- In the second decade since the turn of the millennium, investors were fortunate; markets recovered quickly from the global financial crisis, which was followed by more than a decade of strong returns. They then recovered even faster from the initial pandemic collapse.
In the Yearbook, renowned financial historians and London Business School Professor, Paul Marsh, Professor Elroy Dimson, chair for the Centre for Endowment Asset Management at Cambridge Judge Business School, and Emeritus Professor of Finance at London Business School and Dr. Mike Staunton, Director of the School’s London Share Price Database, assess the returns and risks from investing in equities, bonds, cash and currencies in 23 countries and five different composite indexes since 1900. This year, they have broadened their database to include 90 DMs and EMs and they present detailed analysis of nine new markets.

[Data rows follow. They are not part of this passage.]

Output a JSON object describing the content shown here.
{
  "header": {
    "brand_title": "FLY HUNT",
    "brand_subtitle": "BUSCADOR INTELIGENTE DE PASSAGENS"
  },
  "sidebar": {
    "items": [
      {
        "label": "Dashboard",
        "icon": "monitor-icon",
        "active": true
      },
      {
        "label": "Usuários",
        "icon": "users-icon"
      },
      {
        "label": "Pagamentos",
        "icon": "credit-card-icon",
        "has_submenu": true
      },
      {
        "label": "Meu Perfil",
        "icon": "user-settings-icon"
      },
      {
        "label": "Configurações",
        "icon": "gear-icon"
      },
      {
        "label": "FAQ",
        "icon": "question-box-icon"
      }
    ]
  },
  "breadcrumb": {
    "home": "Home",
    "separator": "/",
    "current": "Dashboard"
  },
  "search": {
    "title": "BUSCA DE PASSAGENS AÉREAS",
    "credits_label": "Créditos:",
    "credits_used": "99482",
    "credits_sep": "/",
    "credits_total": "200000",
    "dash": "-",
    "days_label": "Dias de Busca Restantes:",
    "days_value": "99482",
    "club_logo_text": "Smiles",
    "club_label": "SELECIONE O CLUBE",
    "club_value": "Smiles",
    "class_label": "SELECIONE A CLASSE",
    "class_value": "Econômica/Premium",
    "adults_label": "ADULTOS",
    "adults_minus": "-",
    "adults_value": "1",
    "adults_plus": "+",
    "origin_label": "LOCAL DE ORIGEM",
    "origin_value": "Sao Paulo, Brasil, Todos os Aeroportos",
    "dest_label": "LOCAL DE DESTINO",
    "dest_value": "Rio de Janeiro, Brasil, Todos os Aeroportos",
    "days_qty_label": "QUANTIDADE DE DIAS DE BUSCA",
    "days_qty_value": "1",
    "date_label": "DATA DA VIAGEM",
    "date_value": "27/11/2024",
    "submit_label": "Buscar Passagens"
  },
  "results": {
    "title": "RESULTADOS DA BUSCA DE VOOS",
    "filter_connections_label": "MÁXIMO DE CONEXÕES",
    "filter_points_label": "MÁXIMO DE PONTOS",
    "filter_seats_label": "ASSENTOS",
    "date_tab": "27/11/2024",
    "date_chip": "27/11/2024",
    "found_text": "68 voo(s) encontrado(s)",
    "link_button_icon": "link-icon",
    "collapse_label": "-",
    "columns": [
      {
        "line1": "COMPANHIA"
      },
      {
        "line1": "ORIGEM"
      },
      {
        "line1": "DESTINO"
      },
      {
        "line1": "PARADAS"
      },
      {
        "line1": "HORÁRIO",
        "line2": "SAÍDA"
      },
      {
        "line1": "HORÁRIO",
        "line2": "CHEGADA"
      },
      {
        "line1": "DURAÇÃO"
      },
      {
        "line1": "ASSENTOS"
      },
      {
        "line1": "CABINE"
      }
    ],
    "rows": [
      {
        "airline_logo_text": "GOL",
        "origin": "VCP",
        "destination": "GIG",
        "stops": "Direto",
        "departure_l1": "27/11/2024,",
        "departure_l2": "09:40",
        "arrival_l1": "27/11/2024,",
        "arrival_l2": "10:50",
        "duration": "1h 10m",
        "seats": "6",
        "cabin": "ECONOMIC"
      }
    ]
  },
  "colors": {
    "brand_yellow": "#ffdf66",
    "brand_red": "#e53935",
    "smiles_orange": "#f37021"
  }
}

They also examine the industrial transformation that has taken place since 1900, alongside the parallel transition in markets as countries have moved from emerging to developed status. They review factor investing and the profitability of different investment styles.
The Global Investment Returns Yearbook 2021 Summary is available here
About the Credit Suisse Research Institute
The Credit Suisse Research Institute is Credit Suisse's in-house think tank. The Institute was established in the aftermath of the 2008 financial crisis with the objective of studying long-term economic developments, which have – or promise to have – a global impact within and beyond the financial services. Further information about the Credit Suisse Research Institute can be found at www.credit-suisse.com/researchinstitute.